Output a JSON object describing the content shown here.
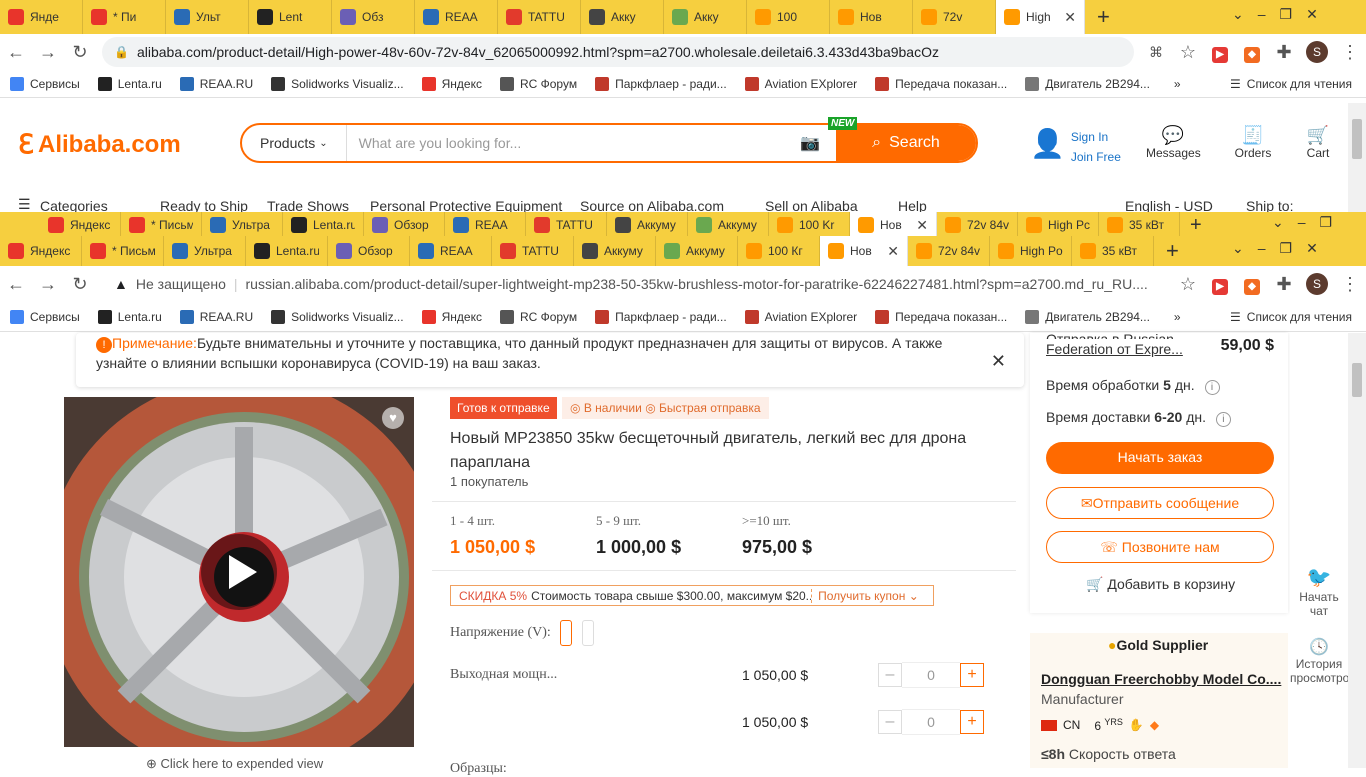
{
  "back_window": {
    "tabs": [
      {
        "label": "Янде",
        "icon": "yandex-icon",
        "color": "#e8342b"
      },
      {
        "label": "* Пи",
        "icon": "mail-icon",
        "color": "#e8342b"
      },
      {
        "label": "Ульт",
        "icon": "reaa-icon",
        "color": "#2a6bb5"
      },
      {
        "label": "Lent",
        "icon": "lenta-icon",
        "color": "#222222"
      },
      {
        "label": "Обз",
        "icon": "avatar-icon",
        "color": "#6b5fb5"
      },
      {
        "label": "REAA",
        "icon": "reaa-icon",
        "color": "#2a6bb5"
      },
      {
        "label": "TATTU",
        "icon": "tattu-icon",
        "color": "#e23a2c"
      },
      {
        "label": "Акку",
        "icon": "battery-icon",
        "color": "#444444"
      },
      {
        "label": "Акку",
        "icon": "dots-icon",
        "color": "#6aa84f"
      },
      {
        "label": "100",
        "icon": "alibaba-icon",
        "color": "#ff9a00"
      },
      {
        "label": "Нов",
        "icon": "alibaba-icon",
        "color": "#ff9a00"
      },
      {
        "label": "72v",
        "icon": "alibaba-icon",
        "color": "#ff9a00"
      },
      {
        "label": "High",
        "icon": "alibaba-icon",
        "color": "#ff9a00",
        "active": true
      }
    ],
    "url": "alibaba.com/product-detail/High-power-48v-60v-72v-84v_62065000992.html?spm=a2700.wholesale.deiletai6.3.433d43ba9bacOz",
    "profile_letter": "S"
  },
  "bookmarks": [
    {
      "label": "Сервисы",
      "icon": "apps-grid-icon",
      "color": "#4285f4"
    },
    {
      "label": "Lenta.ru",
      "icon": "lenta-icon",
      "color": "#222222"
    },
    {
      "label": "REAA.RU",
      "icon": "reaa-icon",
      "color": "#2a6bb5"
    },
    {
      "label": "Solidworks Visualiz...",
      "icon": "solidworks-icon",
      "color": "#333333"
    },
    {
      "label": "Яндекс",
      "icon": "yandex-icon",
      "color": "#e8342b"
    },
    {
      "label": "RC Форум",
      "icon": "rc-forum-icon",
      "color": "#555555"
    },
    {
      "label": "Паркфлаер - ради...",
      "icon": "parkflyer-icon",
      "color": "#c0392b"
    },
    {
      "label": "Aviation EXplorer",
      "icon": "aex-icon",
      "color": "#c0392b"
    },
    {
      "label": "Передача показан...",
      "icon": "document-icon",
      "color": "#c0392b"
    },
    {
      "label": "Двигатель 2В294...",
      "icon": "plane-icon",
      "color": "#777777"
    }
  ],
  "reading_list": "Список для чтения",
  "alibaba": {
    "logo": "Alibaba.com",
    "category": "Products",
    "search_placeholder": "What are you looking for...",
    "new_badge": "NEW",
    "search_button": "Search",
    "sign_in": "Sign In",
    "join_free": "Join Free",
    "messages": "Messages",
    "orders": "Orders",
    "cart": "Cart",
    "nav": [
      "Categories",
      "Ready to Ship",
      "Trade Shows",
      "Personal Protective Equipment",
      "Source on Alibaba.com",
      "Sell on Alibaba",
      "Help",
      "English - USD",
      "Ship to:"
    ]
  },
  "middle_window": {
    "tabs": [
      {
        "label": "Яндекс",
        "color": "#e8342b"
      },
      {
        "label": "* Письм",
        "color": "#e8342b"
      },
      {
        "label": "Ультра",
        "color": "#2a6bb5"
      },
      {
        "label": "Lenta.ru",
        "color": "#222222"
      },
      {
        "label": "Обзор",
        "color": "#6b5fb5"
      },
      {
        "label": "REAA",
        "color": "#2a6bb5"
      },
      {
        "label": "TATTU",
        "color": "#e23a2c"
      },
      {
        "label": "Аккуму",
        "color": "#444444"
      },
      {
        "label": "Аккуму",
        "color": "#6aa84f"
      },
      {
        "label": "100 Kr",
        "color": "#ff9a00"
      },
      {
        "label": "Нов",
        "color": "#ff9a00",
        "active": true
      },
      {
        "label": "72v 84v",
        "color": "#ff9a00"
      },
      {
        "label": "High Pc",
        "color": "#ff9a00"
      },
      {
        "label": "35 кВт",
        "color": "#ff9a00"
      }
    ]
  },
  "front_window": {
    "tabs": [
      {
        "label": "Яндекс",
        "color": "#e8342b"
      },
      {
        "label": "* Письм",
        "color": "#e8342b"
      },
      {
        "label": "Ультра",
        "color": "#2a6bb5"
      },
      {
        "label": "Lenta.ru",
        "color": "#222222"
      },
      {
        "label": "Обзор",
        "color": "#6b5fb5"
      },
      {
        "label": "REAA",
        "color": "#2a6bb5"
      },
      {
        "label": "TATTU",
        "color": "#e23a2c"
      },
      {
        "label": "Аккуму",
        "color": "#444444"
      },
      {
        "label": "Аккуму",
        "color": "#6aa84f"
      },
      {
        "label": "100 Кг",
        "color": "#ff9a00"
      },
      {
        "label": "Нов",
        "color": "#ff9a00",
        "active": true
      },
      {
        "label": "72v 84v",
        "color": "#ff9a00"
      },
      {
        "label": "High Po",
        "color": "#ff9a00"
      },
      {
        "label": "35 кВт",
        "color": "#ff9a00"
      }
    ],
    "insecure": "Не защищено",
    "url": "russian.alibaba.com/product-detail/super-lightweight-mp238-50-35kw-brushless-motor-for-paratrike-62246227481.html?spm=a2700.md_ru_RU....",
    "profile_letter": "S"
  },
  "product": {
    "notice_label": "Примечание:",
    "notice_text": "Будьте внимательны и уточните у поставщика, что данный продукт предназначен для защиты от вирусов. А также узнайте о влиянии вспышки коронавируса (COVID-19) на ваш заказ.",
    "ready_badge": "Готов к отправке",
    "in_stock": "В наличии",
    "fast_ship": "Быстрая отправка",
    "title": "Новый MP23850 35kw бесщеточный двигатель, легкий вес для дрона параплана",
    "buyers": "1 покупатель",
    "tiers": [
      {
        "qty": "1 - 4 шт.",
        "price": "1 050,00 $"
      },
      {
        "qty": "5 - 9 шт.",
        "price": "1 000,00 $"
      },
      {
        "qty": ">=10 шт.",
        "price": "975,00 $"
      }
    ],
    "coupon_tag": "СКИДКА 5%",
    "coupon_text": "Стоимость товара свыше $300.00, максимум $20...",
    "coupon_link": "Получить купон",
    "voltage_label": "Напряжение (V):",
    "power_label": "Выходная мощн...",
    "variants": [
      {
        "price": "1 050,00 $",
        "qty": "0"
      },
      {
        "price": "1 050,00 $",
        "qty": "0"
      }
    ],
    "samples_label": "Образцы:",
    "expand_view": "Click here to expended view"
  },
  "order_panel": {
    "shipping_line1": "Отправка в Russian",
    "shipping_line2": "Federation от Expre...",
    "shipping_price": "59,00 $",
    "processing_label": "Время обработки",
    "processing_value": "5",
    "processing_unit": "дн.",
    "delivery_label": "Время доставки",
    "delivery_value": "6-20",
    "delivery_unit": "дн.",
    "start_order": "Начать заказ",
    "send_message": "Отправить сообщение",
    "call_us": "Позвоните нам",
    "add_to_cart": "Добавить в корзину"
  },
  "supplier": {
    "badge": "Gold Supplier",
    "name": "Dongguan Freerchobby Model Co....",
    "type": "Manufacturer",
    "country": "CN",
    "years": "6",
    "years_unit": "YRS",
    "response_time": "≤8h",
    "response_label": "Скорость ответа"
  },
  "rail": {
    "chat": "Начать чат",
    "history": "История просмотро"
  },
  "colors": {
    "accent": "#ff6a00",
    "tab_bar": "#f6cf3f",
    "badge_red": "#ef4f2c"
  }
}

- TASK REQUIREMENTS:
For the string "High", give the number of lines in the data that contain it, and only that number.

- TASK ANSWER:
4